Seriously, Silicon Valley: Enough with the socks. We've learned as much as we can about technology from sneak peeks at each other's ankles. Now it's time to reveal a little more.
On the pages of the New York Times, Silicon Valley seems prepared to bare it all: our open-source code, our game obsessions, our favorite red robot socks. You know, wacky Californians with wacky ideas. Like the web. Or smartphones.
Who would have thought the New York Times would be so gullible? I've seen the socks of Silicon Valley, and on a good day, they match. That said, I do know wily startup founders who would parade QR code tattoos around Folsom Street Fair (NB: NSFW) if it would get their new video game app a NYT link gratis.
Yet when it comes to their bottom line, most startup execs play coy. That code of silence stops here, in this column. Fair warning: the comments section might get loud.
No one gets to claim secrecy for competitive reasons. Any launch strategy that can't withstand daylight certainly can't survive a changing business climate. Yet many pre-launch tech companies maintain vows of secrecy straight out of the dotcom era, when excitable engineers would pinky-swear friends to verbal NDAs in South Park before whispering: "Shhhh, pet food. Online."
I mock from experience: at the time, I worked for a company selling large-scale sculpture. Online. It met the same fate as Pets.com.
Since then, I've learned. Your socks may be dazzling, your sculpture sublime, and your puppetry mesmerizing to drunk Superbowl viewers, but show me some numbers. Today I'll only consult for startups with robust business plans capable of turning a unifying passion – photography books, say – into a $30 million business within two years.
Stealth mode may serve as a shield against the criticism of our peers, but playing it safe rarely sustains returns in Silicon Valley. Who are we kidding? Unfamiliar technologies and untested markets call for unconventional business strategies. Investors know that. They've seen our socks, and still they're not scared. But we need to be prepared to answer their questions, in all honesty.
So here's where we start telling the truth. And by we, I mean me, and you, and Memoir Tree - my current pre-launch client with a free oral history app still in beta, and an enlightened CEO who knows the key to success in the app market is being adaptive, not secretive. Every week I'll deliberately attempt a tactic that upends conventional business wisdom and report the results candidly, right here.

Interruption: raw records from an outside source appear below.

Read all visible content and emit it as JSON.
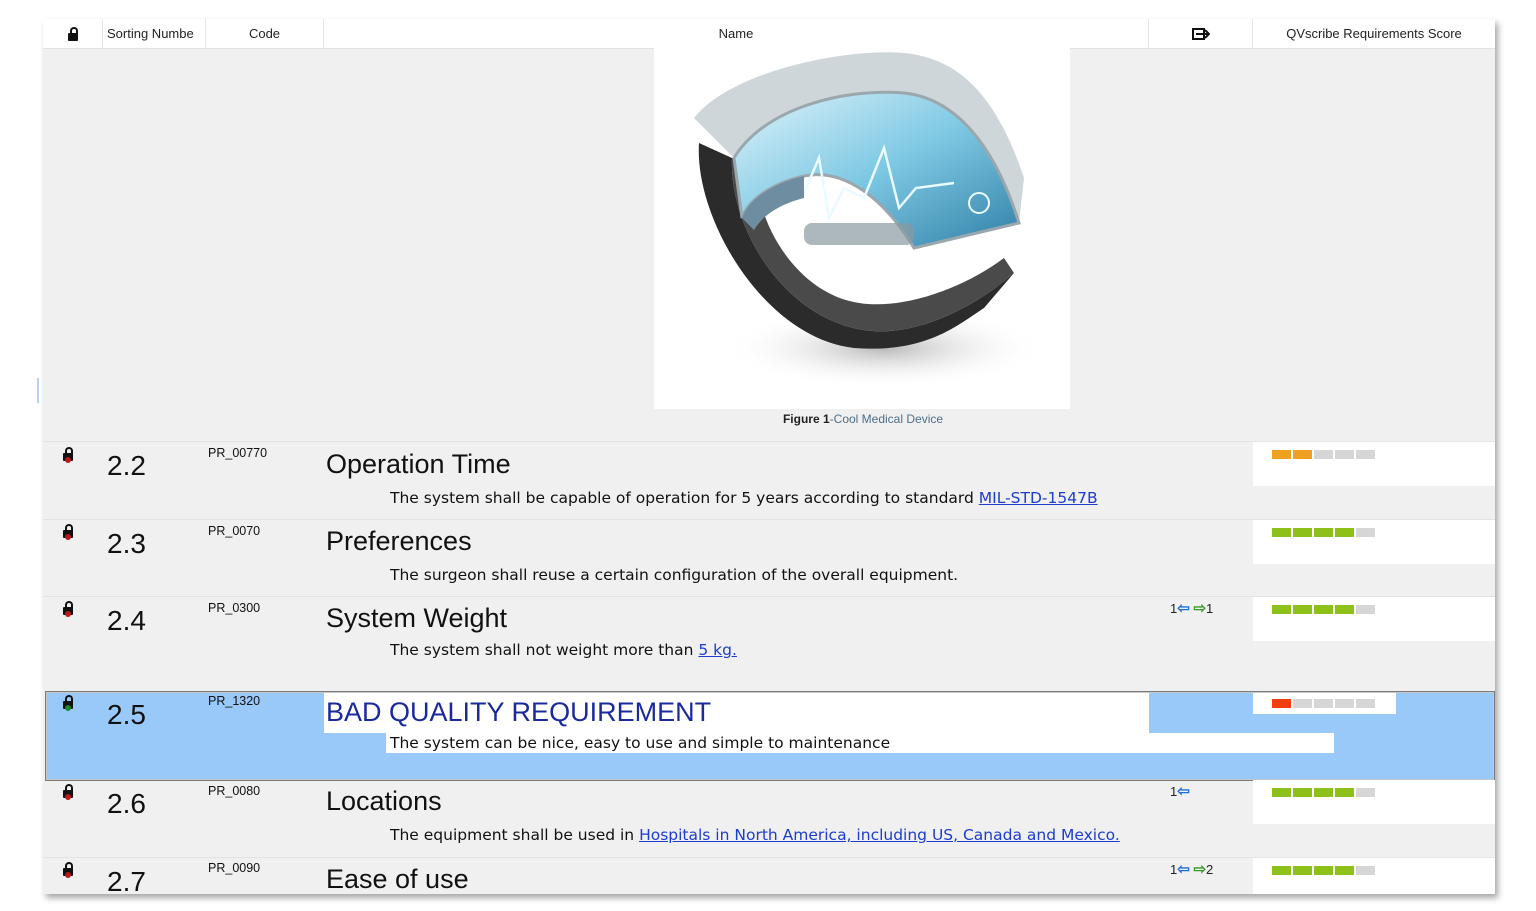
{
  "header": {
    "lock_icon": "lock-icon",
    "sorting_number": "Sorting Numbe",
    "code": "Code",
    "name": "Name",
    "links_icon": "link-in-out-icon",
    "score": "QVscribe Requirements Score"
  },
  "figure": {
    "label": "Figure 1",
    "text": "-Cool Medical Device"
  },
  "rows": [
    {
      "number": "2.2",
      "code": "PR_00770",
      "title": "Operation Time",
      "description": "The system shall be capable of operation for 5 years according to standard ",
      "link_text": "MIL-STD-1547B",
      "links": "",
      "score": {
        "filled": 2,
        "total": 5,
        "color": "#f0a020"
      }
    },
    {
      "number": "2.3",
      "code": "PR_0070",
      "title": "Preferences",
      "description": "The surgeon shall  reuse a certain configuration of the overall equipment.",
      "link_text": "",
      "links": "",
      "score": {
        "filled": 4,
        "total": 5,
        "color": "#8dc11a"
      }
    },
    {
      "number": "2.4",
      "code": "PR_0300",
      "title": "System Weight",
      "description": "The system shall not weight more than ",
      "link_text": "5 kg.",
      "links_in": "1",
      "links_out": "1",
      "score": {
        "filled": 4,
        "total": 5,
        "color": "#8dc11a"
      }
    },
    {
      "number": "2.5",
      "code": "PR_1320",
      "title": "BAD QUALITY REQUIREMENT",
      "description": "The system can be nice, easy to use and simple to maintenance",
      "link_text": "",
      "links": "",
      "selected": true,
      "score": {
        "filled": 1,
        "total": 5,
        "color": "#f04010"
      }
    },
    {
      "number": "2.6",
      "code": "PR_0080",
      "title": "Locations",
      "description": "The equipment shall be used in ",
      "link_text": "Hospitals in North America, including US, Canada and Mexico.",
      "links_in": "1",
      "score": {
        "filled": 4,
        "total": 5,
        "color": "#8dc11a"
      }
    },
    {
      "number": "2.7",
      "code": "PR_0090",
      "title": "Ease of use",
      "description": "",
      "link_text": "",
      "links_in": "1",
      "links_out": "2",
      "score": {
        "filled": 4,
        "total": 5,
        "color": "#8dc11a"
      }
    }
  ],
  "colors": {
    "selection": "#99c9f9",
    "link": "#1d3dcc",
    "bad_title": "#1a2a9c"
  }
}
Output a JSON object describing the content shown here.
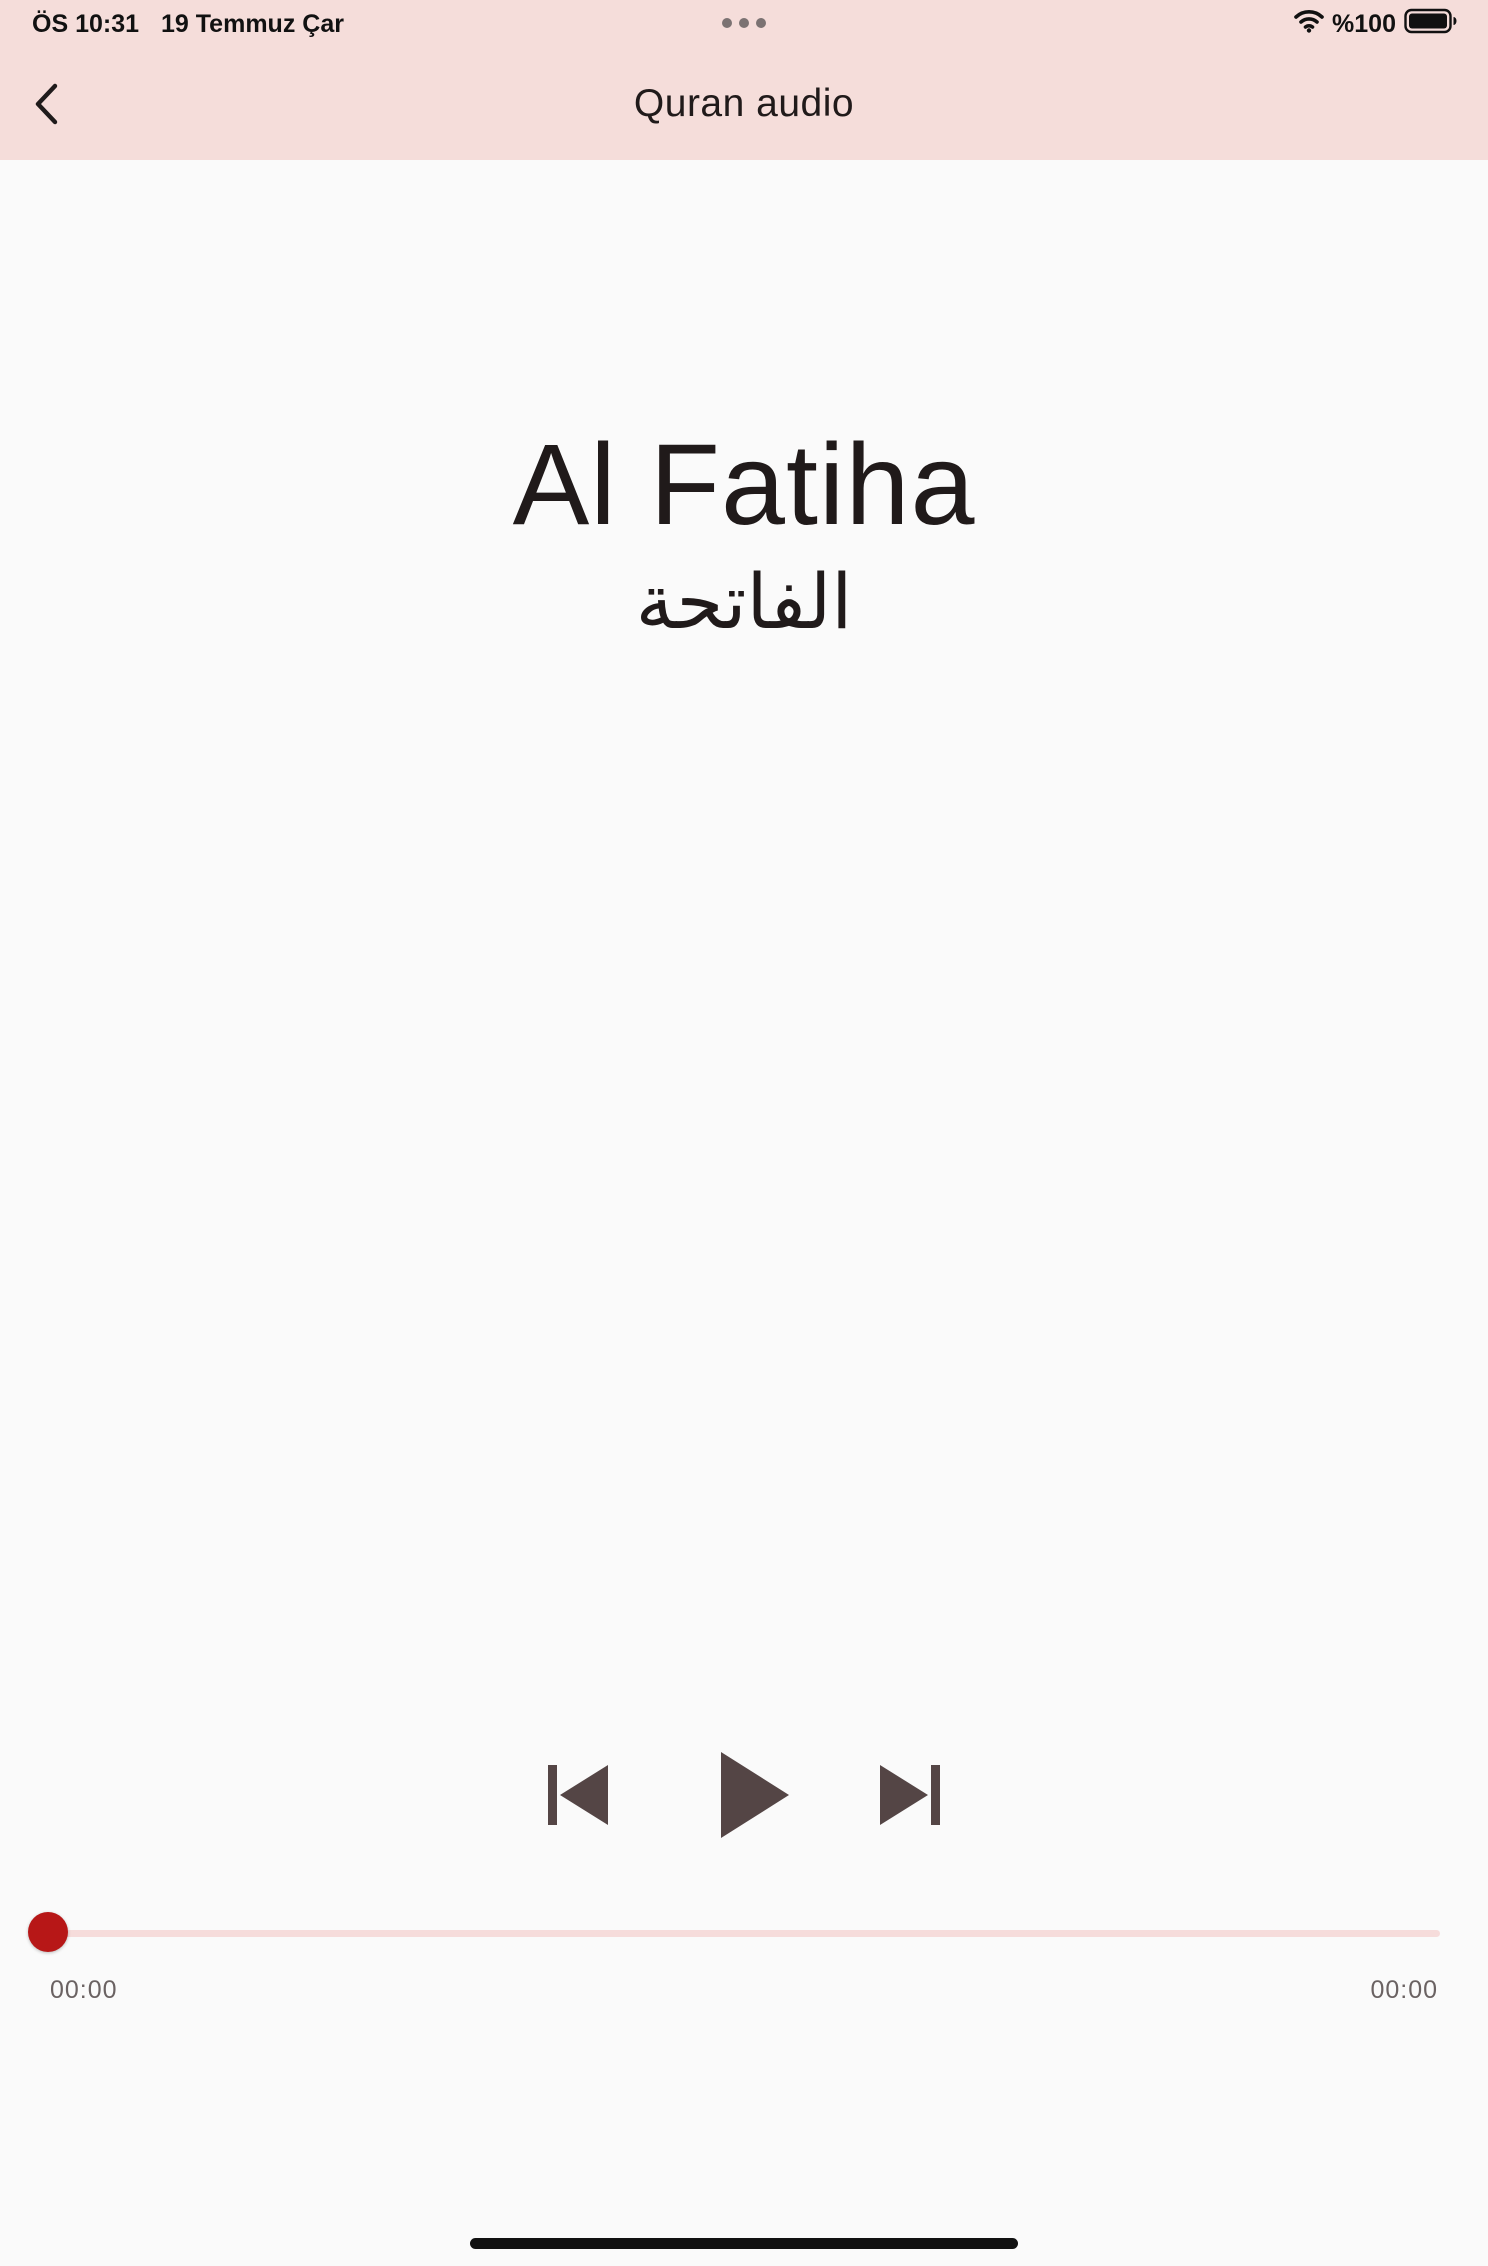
{
  "status_bar": {
    "time": "ÖS 10:31",
    "date": "19 Temmuz Çar",
    "battery": "%100",
    "icons": [
      "multitasking-dots-icon",
      "wifi-icon",
      "battery-icon"
    ]
  },
  "appbar": {
    "title": "Quran audio",
    "background": "#f5ddda",
    "back_icon": "chevron-left-icon"
  },
  "track": {
    "title": "Al Fatiha",
    "arabic_title": "الفاتحة"
  },
  "controls": {
    "icons": [
      "skip-previous-icon",
      "play-icon",
      "skip-next-icon"
    ],
    "icon_color": "#544545"
  },
  "progress": {
    "position": "00:00",
    "duration": "00:00",
    "value": 0,
    "accent_color": "#b71717",
    "track_color": "#f6dcdb"
  }
}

It may not always be pretty, but in startups, making mistakes is part of the development process. Sometimes we have to wrestle with our own hubris: no one likes to be proved wrong. But being the first to recognize your own mistake earns you the most respect, or the next-best thing in technology - the least humiliation.
I do have my pride, which is why I'm not telling you where I take my beginning salsa class. Otherwise, tell me which business-school adage you'd like to see me put to the startup test next. In this early-beta business world we inhabit, someone's got to be the beta tester.